What’s Driving Healthcare Consolidation? The Answer May Surprise You

by Joyce Frieden , Washington Editor, MedPage Today
May 21, 2024
WASHINGTON — What is driving consolidation in healthcare? The answer is: consolidation, Erin Fuse Brown, JD, MPH, said Tuesday.
“If all of the other competitors in the market are getting bigger, then in order to survive — if you’re a community hospital, or you’re a small physician group — you need to also join something big and powerful,” Brown, who is professor of law at Georgia State University in Atlanta, said at an event here sponsored by the Georgetown University Center on Health Insurance Reforms.
“The bigger you are, the more pricing power you have in the commercial market,” she continued. “That means you can command higher prices, you can get more revenue — you’re more powerful when you sit down at the negotiating table with those insurance companies … Something that is small can no longer compete.”
And adding value-based payment incentives, well-meaning though they may be, just “pours gasoline on the fire,” said Brown, who is soon to become professor of health services policy management at Brown University in Providence, Rhode Island. Under value-based payment, “in order to assume the financial risk of caring for a defined population of patients, you need to be big.”
There are several reasons for that, she said. “You need to be big enough to invest in the health information technology to track the data, measure the quality metrics, and report. And you need to be big because that’s how insurance works. You can’t spread risk among a small group. You need a big population. You need a big group of patients in order to be able to make it financially manageable.”
But even as healthcare entities grow larger, the competition needs to be fair, according to Charles Miller, senior policy advisor at Texas 2036, a Dallas organization working to improve healthcare accessibility and affordability in the state.
“One of the things that we did our last legislative session was to pass a bill to prevent certain anti-competitive contracting clauses,” he said. Those included “anti-steering” and “anti-tiering” clauses that prevent insurers from using financial incentives to steer patients to less expensive or higher-quality providers. It also included “most favored nation” clauses, which allow insurers to stop providers from offering a lower price for their services to anyone else.
David Seltz, executive director of the Massachusetts Health Policy Commission, in Boston, said that his organization is trying to improve competition through a better understanding of the current system. “We’re trying to collect information about health systems and who they are, who are they contracted with, and what are their governance structures and finances,” he said. “It’s not easy information to get or understand.”
Health systems in the state that are planning to do a transaction — like a sale or purchase of another health system — have to notify the commission so it can perform a review, Seltz said. “They can’t move forward with the transaction while we’re conducting the review.” The commission doesn’t have the authority to block or deny a transaction, but it does report on what the potential impacts will be on the state’s healthcare system, he said. “Our reports have been used by [the state] attorney general’s office in their enforcement authorities,” and in some cases the parties decide not to go ahead with their transactions.
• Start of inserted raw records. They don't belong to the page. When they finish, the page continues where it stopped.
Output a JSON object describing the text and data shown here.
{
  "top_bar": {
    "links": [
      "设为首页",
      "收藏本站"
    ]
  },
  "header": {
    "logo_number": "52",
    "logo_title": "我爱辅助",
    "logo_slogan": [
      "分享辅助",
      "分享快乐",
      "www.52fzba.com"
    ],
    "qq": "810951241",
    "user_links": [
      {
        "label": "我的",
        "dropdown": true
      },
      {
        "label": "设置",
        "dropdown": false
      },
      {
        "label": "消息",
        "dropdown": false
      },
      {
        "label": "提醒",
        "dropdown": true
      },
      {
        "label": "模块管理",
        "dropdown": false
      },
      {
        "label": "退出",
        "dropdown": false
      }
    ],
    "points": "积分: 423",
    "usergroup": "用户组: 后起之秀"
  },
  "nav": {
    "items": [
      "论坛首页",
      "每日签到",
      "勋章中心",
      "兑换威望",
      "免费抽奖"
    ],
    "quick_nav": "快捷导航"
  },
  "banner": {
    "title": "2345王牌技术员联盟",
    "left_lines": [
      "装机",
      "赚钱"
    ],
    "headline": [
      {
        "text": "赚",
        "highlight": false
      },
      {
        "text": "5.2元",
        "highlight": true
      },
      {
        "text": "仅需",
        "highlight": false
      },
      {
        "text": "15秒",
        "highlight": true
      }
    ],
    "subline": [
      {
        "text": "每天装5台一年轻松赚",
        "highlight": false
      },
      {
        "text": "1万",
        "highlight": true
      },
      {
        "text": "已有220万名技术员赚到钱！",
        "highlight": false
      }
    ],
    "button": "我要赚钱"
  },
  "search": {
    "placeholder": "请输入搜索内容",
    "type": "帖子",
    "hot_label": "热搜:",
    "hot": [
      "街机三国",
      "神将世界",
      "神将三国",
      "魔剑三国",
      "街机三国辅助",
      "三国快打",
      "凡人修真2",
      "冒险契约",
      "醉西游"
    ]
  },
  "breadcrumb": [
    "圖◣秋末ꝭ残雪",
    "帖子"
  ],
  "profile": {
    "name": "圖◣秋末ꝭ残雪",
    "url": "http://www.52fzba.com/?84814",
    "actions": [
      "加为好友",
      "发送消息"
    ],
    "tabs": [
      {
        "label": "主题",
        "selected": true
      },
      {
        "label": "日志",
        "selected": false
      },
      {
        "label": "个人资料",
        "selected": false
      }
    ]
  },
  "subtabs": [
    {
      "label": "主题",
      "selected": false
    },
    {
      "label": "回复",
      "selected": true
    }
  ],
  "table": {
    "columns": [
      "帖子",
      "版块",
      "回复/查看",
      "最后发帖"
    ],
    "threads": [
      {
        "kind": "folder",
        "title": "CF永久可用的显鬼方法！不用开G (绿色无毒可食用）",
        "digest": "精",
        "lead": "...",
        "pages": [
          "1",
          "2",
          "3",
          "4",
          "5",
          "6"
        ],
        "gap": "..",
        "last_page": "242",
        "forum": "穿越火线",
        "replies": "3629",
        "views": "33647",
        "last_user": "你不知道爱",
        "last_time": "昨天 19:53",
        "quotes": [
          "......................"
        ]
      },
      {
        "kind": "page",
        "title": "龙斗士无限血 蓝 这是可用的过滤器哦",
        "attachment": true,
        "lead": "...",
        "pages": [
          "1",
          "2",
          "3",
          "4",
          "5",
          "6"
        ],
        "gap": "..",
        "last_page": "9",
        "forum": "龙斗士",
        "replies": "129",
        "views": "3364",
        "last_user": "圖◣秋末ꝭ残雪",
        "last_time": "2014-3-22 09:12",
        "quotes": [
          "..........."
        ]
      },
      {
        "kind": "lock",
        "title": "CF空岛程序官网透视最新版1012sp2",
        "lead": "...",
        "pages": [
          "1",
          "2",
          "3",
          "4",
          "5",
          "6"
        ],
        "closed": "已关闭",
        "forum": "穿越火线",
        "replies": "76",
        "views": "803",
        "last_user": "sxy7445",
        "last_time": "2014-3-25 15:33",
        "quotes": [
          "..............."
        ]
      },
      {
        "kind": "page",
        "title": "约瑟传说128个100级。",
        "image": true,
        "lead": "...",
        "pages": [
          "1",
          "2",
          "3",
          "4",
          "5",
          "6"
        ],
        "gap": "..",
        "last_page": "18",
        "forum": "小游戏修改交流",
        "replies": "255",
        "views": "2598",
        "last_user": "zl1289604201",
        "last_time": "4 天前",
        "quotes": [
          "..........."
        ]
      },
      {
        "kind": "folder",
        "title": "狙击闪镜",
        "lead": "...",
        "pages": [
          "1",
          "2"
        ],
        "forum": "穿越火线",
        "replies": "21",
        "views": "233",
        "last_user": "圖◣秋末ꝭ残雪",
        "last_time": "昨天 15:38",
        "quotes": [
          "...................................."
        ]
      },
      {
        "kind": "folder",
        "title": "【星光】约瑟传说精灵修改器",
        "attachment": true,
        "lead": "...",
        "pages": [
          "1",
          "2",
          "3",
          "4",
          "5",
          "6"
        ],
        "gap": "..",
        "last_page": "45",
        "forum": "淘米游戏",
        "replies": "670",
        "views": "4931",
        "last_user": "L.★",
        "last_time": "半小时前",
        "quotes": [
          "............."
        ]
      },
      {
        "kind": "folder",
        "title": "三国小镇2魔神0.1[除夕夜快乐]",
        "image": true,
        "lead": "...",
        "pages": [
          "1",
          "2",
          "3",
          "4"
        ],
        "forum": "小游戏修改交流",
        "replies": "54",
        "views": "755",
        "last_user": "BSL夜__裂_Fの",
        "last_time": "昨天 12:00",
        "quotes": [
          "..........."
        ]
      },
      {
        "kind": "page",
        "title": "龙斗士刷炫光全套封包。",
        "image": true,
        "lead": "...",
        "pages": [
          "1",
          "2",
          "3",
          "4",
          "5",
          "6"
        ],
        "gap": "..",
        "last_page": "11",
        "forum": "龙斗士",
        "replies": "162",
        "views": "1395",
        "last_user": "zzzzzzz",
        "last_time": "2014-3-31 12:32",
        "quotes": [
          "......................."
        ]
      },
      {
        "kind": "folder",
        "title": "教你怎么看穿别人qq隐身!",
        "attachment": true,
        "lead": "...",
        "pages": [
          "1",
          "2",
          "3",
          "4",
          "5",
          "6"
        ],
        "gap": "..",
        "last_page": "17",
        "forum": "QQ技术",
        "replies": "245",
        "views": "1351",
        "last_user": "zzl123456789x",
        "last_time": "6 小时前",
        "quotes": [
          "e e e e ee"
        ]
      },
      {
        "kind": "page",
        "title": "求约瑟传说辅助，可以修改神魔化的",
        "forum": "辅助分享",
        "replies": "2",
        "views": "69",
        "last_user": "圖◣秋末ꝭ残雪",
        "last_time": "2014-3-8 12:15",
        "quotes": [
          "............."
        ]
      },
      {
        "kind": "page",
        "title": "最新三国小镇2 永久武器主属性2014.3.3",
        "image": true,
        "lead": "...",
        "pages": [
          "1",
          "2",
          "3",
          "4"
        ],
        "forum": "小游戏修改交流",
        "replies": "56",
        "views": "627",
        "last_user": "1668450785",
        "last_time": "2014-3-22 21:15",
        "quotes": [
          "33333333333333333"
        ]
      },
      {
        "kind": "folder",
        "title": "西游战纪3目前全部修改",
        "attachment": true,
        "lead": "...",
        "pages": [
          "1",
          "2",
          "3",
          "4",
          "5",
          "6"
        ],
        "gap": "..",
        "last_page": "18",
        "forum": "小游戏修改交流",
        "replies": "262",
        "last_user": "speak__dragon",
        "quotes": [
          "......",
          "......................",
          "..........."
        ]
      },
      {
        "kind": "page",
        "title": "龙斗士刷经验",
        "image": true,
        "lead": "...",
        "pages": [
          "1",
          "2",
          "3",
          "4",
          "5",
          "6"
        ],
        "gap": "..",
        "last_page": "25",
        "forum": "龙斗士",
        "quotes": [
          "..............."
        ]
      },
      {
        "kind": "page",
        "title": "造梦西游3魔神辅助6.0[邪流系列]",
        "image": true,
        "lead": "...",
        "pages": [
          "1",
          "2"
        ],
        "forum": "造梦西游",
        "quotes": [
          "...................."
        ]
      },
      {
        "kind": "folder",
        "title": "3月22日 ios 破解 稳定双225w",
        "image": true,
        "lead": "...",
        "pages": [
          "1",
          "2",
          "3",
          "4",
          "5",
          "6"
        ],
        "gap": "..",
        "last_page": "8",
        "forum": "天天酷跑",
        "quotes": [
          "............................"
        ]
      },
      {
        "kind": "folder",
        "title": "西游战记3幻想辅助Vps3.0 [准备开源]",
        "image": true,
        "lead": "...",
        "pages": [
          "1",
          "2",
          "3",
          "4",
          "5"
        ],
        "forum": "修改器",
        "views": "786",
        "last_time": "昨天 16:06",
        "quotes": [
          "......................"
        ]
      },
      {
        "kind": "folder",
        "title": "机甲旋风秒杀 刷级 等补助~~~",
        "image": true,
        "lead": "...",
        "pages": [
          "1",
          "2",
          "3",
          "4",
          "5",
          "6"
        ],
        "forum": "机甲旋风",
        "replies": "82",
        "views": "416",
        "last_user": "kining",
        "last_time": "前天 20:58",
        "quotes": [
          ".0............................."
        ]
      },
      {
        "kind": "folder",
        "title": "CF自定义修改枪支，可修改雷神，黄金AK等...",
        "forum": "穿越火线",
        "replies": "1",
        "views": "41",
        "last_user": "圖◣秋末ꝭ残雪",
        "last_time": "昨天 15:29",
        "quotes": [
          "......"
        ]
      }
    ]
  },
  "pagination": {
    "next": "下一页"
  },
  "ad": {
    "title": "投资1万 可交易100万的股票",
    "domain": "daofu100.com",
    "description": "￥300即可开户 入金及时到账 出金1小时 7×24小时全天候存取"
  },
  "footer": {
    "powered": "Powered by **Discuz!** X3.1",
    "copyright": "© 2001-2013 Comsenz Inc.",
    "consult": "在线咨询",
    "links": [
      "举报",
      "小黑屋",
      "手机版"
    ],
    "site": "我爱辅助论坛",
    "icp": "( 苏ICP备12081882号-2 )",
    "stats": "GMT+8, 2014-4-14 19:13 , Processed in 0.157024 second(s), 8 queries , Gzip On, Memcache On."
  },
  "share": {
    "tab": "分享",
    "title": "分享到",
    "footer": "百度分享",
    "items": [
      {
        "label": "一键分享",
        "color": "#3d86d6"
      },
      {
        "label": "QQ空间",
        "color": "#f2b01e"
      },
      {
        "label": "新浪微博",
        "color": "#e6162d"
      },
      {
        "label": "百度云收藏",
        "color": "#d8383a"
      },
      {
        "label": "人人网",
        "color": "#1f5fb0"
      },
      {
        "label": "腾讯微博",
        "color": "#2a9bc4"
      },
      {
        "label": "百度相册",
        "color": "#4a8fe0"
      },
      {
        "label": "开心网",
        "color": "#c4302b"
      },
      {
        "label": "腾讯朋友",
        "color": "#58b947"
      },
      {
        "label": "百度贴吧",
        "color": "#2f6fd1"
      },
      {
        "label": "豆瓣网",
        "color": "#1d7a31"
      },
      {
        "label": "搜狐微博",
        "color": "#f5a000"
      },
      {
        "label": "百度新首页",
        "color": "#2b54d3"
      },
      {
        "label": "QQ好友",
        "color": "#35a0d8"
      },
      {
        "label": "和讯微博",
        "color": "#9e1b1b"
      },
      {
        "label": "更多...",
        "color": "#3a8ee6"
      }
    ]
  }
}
Transparency remains a big issue for anyone trying to make healthcare competition more fair, the panelists agreed.
Take the issue of hospitals that charge “facility fees” for services provided in physician practices that they have bought. “People are going to the same doctor they’ve always been to, and all of a sudden that [practice] gets bought up by a hospital system, and now they’re getting charged a facility fee for what used to just be a regular doctor visit,” Miller said. “When we’ve talked to our employers and our insurers in the state, they say that they actually don’t have enough information on their claim form” to know whether the service was provided in an outpatient facility or on the hospital’s main campus.
“So one of the ‘light touch’ approaches that we’re going to take on this is actually just require kind of honest billing, so when you submit your claim form, you say where the site was,” he said. “Maybe that light touch can help resolve the problem just by providing more information.”
Medicare — which currently pays more for services provided in hospital-affiliated locations than in independent doctors’ offices — is looking at “site-neutral” payment in which it would pay the same amount for a particular item or service regardless of where the service was provided, said Brown, noting that states are also becoming interested in that idea. Right now, states can’t tell where a service was provided because hospitals will bill under a single provider number regardless of the service location.
However, one problem states have when they try to collect health insurance data or regulate health plans is that many employer health plans — for companies that have employees in more than one state — are governed by a federal law known as the Employee Retirement Income Security Act, or ERISA, and state laws don’t…